Component data from apps and pages
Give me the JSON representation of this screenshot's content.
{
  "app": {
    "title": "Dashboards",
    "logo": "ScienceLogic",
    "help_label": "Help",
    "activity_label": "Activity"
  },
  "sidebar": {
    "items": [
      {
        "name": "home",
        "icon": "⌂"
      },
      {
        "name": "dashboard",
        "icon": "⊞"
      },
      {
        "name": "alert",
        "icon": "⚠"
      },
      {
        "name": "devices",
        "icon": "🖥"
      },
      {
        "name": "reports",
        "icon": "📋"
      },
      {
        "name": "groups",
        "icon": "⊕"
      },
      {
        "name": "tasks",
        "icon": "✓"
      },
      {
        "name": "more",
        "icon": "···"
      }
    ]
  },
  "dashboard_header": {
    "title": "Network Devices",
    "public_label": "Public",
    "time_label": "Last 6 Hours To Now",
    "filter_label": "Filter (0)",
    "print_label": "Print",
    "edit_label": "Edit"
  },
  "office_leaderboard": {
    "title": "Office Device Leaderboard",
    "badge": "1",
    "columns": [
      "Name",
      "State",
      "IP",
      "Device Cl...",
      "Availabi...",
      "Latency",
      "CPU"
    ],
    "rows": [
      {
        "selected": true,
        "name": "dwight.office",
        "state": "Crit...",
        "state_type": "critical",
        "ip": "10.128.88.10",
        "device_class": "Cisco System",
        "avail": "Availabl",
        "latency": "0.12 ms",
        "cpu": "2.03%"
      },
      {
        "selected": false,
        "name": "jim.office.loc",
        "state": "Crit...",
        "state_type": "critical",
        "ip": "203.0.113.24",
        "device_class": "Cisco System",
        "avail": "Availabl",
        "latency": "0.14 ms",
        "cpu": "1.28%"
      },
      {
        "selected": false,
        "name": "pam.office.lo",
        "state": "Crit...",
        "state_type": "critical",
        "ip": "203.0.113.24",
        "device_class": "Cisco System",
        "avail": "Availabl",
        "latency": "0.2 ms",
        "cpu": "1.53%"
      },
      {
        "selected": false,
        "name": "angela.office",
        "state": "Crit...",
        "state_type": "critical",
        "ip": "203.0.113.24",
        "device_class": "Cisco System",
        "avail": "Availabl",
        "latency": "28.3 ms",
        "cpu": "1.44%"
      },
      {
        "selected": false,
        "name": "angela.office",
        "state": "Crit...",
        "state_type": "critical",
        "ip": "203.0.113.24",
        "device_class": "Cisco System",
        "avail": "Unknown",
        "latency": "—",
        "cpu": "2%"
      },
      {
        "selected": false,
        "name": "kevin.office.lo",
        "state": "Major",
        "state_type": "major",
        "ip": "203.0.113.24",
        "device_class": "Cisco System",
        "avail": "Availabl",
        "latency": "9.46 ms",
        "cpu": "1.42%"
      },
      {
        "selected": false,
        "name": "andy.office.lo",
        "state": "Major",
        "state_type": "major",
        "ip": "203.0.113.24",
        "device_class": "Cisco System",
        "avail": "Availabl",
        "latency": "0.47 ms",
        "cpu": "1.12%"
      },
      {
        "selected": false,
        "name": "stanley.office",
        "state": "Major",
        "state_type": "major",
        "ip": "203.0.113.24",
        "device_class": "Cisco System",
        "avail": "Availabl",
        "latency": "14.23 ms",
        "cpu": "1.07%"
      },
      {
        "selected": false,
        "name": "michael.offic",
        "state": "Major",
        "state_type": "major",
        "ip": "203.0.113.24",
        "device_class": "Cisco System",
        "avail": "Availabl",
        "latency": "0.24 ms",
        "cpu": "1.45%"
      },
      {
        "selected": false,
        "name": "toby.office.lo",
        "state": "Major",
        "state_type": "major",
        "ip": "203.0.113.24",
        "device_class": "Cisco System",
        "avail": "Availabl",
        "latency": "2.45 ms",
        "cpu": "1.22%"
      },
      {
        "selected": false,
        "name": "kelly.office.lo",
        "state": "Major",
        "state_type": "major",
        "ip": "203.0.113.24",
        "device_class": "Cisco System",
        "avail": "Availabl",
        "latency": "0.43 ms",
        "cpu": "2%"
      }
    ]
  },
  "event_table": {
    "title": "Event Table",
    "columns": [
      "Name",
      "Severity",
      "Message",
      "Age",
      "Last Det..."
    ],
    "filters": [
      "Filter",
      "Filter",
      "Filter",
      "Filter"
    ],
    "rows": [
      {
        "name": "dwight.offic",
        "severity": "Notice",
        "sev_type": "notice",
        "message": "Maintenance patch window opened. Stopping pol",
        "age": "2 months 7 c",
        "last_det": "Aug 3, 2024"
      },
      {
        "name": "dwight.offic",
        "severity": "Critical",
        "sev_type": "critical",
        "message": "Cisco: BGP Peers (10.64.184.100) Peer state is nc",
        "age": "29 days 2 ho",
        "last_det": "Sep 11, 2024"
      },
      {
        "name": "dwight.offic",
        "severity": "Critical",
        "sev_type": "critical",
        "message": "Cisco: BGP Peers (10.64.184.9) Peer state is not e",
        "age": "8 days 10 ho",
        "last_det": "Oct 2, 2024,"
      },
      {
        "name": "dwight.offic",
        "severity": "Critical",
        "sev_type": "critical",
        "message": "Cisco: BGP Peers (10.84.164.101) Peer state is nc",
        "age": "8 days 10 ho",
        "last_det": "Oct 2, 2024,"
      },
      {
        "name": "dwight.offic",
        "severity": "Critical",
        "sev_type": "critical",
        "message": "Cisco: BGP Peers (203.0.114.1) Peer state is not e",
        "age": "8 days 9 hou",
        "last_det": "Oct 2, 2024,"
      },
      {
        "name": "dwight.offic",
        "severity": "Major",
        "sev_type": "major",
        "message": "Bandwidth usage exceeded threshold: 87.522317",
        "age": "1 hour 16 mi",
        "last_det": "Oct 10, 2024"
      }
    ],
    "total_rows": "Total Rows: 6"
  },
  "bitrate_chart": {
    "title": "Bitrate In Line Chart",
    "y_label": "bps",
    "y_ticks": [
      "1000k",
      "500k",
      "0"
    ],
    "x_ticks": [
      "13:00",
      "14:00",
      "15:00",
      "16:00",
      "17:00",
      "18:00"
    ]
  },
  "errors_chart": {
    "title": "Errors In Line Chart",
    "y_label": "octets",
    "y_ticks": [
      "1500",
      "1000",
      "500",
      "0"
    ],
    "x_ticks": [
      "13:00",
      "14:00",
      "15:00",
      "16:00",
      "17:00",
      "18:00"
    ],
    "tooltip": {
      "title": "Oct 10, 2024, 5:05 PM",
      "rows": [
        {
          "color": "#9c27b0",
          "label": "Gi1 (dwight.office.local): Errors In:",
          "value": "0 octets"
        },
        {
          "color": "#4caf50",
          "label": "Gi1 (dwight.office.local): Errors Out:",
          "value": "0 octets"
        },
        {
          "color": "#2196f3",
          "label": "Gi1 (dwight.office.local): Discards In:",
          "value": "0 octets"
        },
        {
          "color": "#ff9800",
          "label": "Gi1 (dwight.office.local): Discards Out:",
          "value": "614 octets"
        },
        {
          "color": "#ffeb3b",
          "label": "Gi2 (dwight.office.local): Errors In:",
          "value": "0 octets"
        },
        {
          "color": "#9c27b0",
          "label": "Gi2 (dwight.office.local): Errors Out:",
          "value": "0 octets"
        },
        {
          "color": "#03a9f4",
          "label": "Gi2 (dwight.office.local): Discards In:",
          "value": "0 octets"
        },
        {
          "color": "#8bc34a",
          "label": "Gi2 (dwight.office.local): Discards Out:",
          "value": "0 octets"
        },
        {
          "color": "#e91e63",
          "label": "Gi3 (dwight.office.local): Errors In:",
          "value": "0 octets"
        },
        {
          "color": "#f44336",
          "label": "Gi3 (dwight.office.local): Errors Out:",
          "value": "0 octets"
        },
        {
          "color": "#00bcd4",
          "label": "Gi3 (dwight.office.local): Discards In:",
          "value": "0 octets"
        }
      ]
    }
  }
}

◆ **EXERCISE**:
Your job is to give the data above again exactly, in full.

◆ **RESPONSE**:
Give me the JSON representation of this screenshot's content.
{
  "app": {
    "title": "Dashboards",
    "logo": "ScienceLogic",
    "help_label": "Help",
    "activity_label": "Activity"
  },
  "sidebar": {
    "items": [
      {
        "name": "home",
        "icon": "⌂"
      },
      {
        "name": "dashboard",
        "icon": "⊞"
      },
      {
        "name": "alert",
        "icon": "⚠"
      },
      {
        "name": "devices",
        "icon": "🖥"
      },
      {
        "name": "reports",
        "icon": "📋"
      },
      {
        "name": "groups",
        "icon": "⊕"
      },
      {
        "name": "tasks",
        "icon": "✓"
      },
      {
        "name": "more",
        "icon": "···"
      }
    ]
  },
  "dashboard_header": {
    "title": "Network Devices",
    "public_label": "Public",
    "time_label": "Last 6 Hours To Now",
    "filter_label": "Filter (0)",
    "print_label": "Print",
    "edit_label": "Edit"
  },
  "office_leaderboard": {
    "title": "Office Device Leaderboard",
    "badge": "1",
    "columns": [
      "Name",
      "State",
      "IP",
      "Device Cl...",
      "Availabi...",
      "Latency",
      "CPU"
    ],
    "rows": [
      {
        "selected": true,
        "name": "dwight.office",
        "state": "Crit...",
        "state_type": "critical",
        "ip": "10.128.88.10",
        "device_class": "Cisco System",
        "avail": "Availabl",
        "latency": "0.12 ms",
        "cpu": "2.03%"
      },
      {
        "selected": false,
        "name": "jim.office.loc",
        "state": "Crit...",
        "state_type": "critical",
        "ip": "203.0.113.24",
        "device_class": "Cisco System",
        "avail": "Availabl",
        "latency": "0.14 ms",
        "cpu": "1.28%"
      },
      {
        "selected": false,
        "name": "pam.office.lo",
        "state": "Crit...",
        "state_type": "critical",
        "ip": "203.0.113.24",
        "device_class": "Cisco System",
        "avail": "Availabl",
        "latency": "0.2 ms",
        "cpu": "1.53%"
      },
      {
        "selected": false,
        "name": "angela.office",
        "state": "Crit...",
        "state_type": "critical",
        "ip": "203.0.113.24",
        "device_class": "Cisco System",
        "avail": "Availabl",
        "latency": "28.3 ms",
        "cpu": "1.44%"
      },
      {
        "selected": false,
        "name": "angela.office",
        "state": "Crit...",
        "state_type": "critical",
        "ip": "203.0.113.24",
        "device_class": "Cisco System",
        "avail": "Unknown",
        "latency": "—",
        "cpu": "2%"
      },
      {
        "selected": false,
        "name": "kevin.office.lo",
        "state": "Major",
        "state_type": "major",
        "ip": "203.0.113.24",
        "device_class": "Cisco System",
        "avail": "Availabl",
        "latency": "9.46 ms",
        "cpu": "1.42%"
      },
      {
        "selected": false,
        "name": "andy.office.lo",
        "state": "Major",
        "state_type": "major",
        "ip": "203.0.113.24",
        "device_class": "Cisco System",
        "avail": "Availabl",
        "latency": "0.47 ms",
        "cpu": "1.12%"
      },
      {
        "selected": false,
        "name": "stanley.office",
        "state": "Major",
        "state_type": "major",
        "ip": "203.0.113.24",
        "device_class": "Cisco System",
        "avail": "Availabl",
        "latency": "14.23 ms",
        "cpu": "1.07%"
      },
      {
        "selected": false,
        "name": "michael.offic",
        "state": "Major",
        "state_type": "major",
        "ip": "203.0.113.24",
        "device_class": "Cisco System",
        "avail": "Availabl",
        "latency": "0.24 ms",
        "cpu": "1.45%"
      },
      {
        "selected": false,
        "name": "toby.office.lo",
        "state": "Major",
        "state_type": "major",
        "ip": "203.0.113.24",
        "device_class": "Cisco System",
        "avail": "Availabl",
        "latency": "2.45 ms",
        "cpu": "1.22%"
      },
      {
        "selected": false,
        "name": "kelly.office.lo",
        "state": "Major",
        "state_type": "major",
        "ip": "203.0.113.24",
        "device_class": "Cisco System",
        "avail": "Availabl",
        "latency": "0.43 ms",
        "cpu": "2%"
      }
    ]
  },
  "event_table": {
    "title": "Event Table",
    "columns": [
      "Name",
      "Severity",
      "Message",
      "Age",
      "Last Det..."
    ],
    "filters": [
      "Filter",
      "Filter",
      "Filter",
      "Filter"
    ],
    "rows": [
      {
        "name": "dwight.offic",
        "severity": "Notice",
        "sev_type": "notice",
        "message": "Maintenance patch window opened. Stopping pol",
        "age": "2 months 7 c",
        "last_det": "Aug 3, 2024"
      },
      {
        "name": "dwight.offic",
        "severity": "Critical",
        "sev_type": "critical",
        "message": "Cisco: BGP Peers (10.64.184.100) Peer state is nc",
        "age": "29 days 2 ho",
        "last_det": "Sep 11, 2024"
      },
      {
        "name": "dwight.offic",
        "severity": "Critical",
        "sev_type": "critical",
        "message": "Cisco: BGP Peers (10.64.184.9) Peer state is not e",
        "age": "8 days 10 ho",
        "last_det": "Oct 2, 2024,"
      },
      {
        "name": "dwight.offic",
        "severity": "Critical",
        "sev_type": "critical",
        "message": "Cisco: BGP Peers (10.84.164.101) Peer state is nc",
        "age": "8 days 10 ho",
        "last_det": "Oct 2, 2024,"
      },
      {
        "name": "dwight.offic",
        "severity": "Critical",
        "sev_type": "critical",
        "message": "Cisco: BGP Peers (203.0.114.1) Peer state is not e",
        "age": "8 days 9 hou",
        "last_det": "Oct 2, 2024,"
      },
      {
        "name": "dwight.offic",
        "severity": "Major",
        "sev_type": "major",
        "message": "Bandwidth usage exceeded threshold: 87.522317",
        "age": "1 hour 16 mi",
        "last_det": "Oct 10, 2024"
      }
    ],
    "total_rows": "Total Rows: 6"
  },
  "bitrate_chart": {
    "title": "Bitrate In Line Chart",
    "y_label": "bps",
    "y_ticks": [
      "1000k",
      "500k",
      "0"
    ],
    "x_ticks": [
      "13:00",
      "14:00",
      "15:00",
      "16:00",
      "17:00",
      "18:00"
    ]
  },
  "errors_chart": {
    "title": "Errors In Line Chart",
    "y_label": "octets",
    "y_ticks": [
      "1500",
      "1000",
      "500",
      "0"
    ],
    "x_ticks": [
      "13:00",
      "14:00",
      "15:00",
      "16:00",
      "17:00",
      "18:00"
    ],
    "tooltip": {
      "title": "Oct 10, 2024, 5:05 PM",
      "rows": [
        {
          "color": "#9c27b0",
          "label": "Gi1 (dwight.office.local): Errors In:",
          "value": "0 octets"
        },
        {
          "color": "#4caf50",
          "label": "Gi1 (dwight.office.local): Errors Out:",
          "value": "0 octets"
        },
        {
          "color": "#2196f3",
          "label": "Gi1 (dwight.office.local): Discards In:",
          "value": "0 octets"
        },
        {
          "color": "#ff9800",
          "label": "Gi1 (dwight.office.local): Discards Out:",
          "value": "614 octets"
        },
        {
          "color": "#ffeb3b",
          "label": "Gi2 (dwight.office.local): Errors In:",
          "value": "0 octets"
        },
        {
          "color": "#9c27b0",
          "label": "Gi2 (dwight.office.local): Errors Out:",
          "value": "0 octets"
        },
        {
          "color": "#03a9f4",
          "label": "Gi2 (dwight.office.local): Discards In:",
          "value": "0 octets"
        },
        {
          "color": "#8bc34a",
          "label": "Gi2 (dwight.office.local): Discards Out:",
          "value": "0 octets"
        },
        {
          "color": "#e91e63",
          "label": "Gi3 (dwight.office.local): Errors In:",
          "value": "0 octets"
        },
        {
          "color": "#f44336",
          "label": "Gi3 (dwight.office.local): Errors Out:",
          "value": "0 octets"
        },
        {
          "color": "#00bcd4",
          "label": "Gi3 (dwight.office.local): Discards In:",
          "value": "0 octets"
        }
      ]
    }
  }
}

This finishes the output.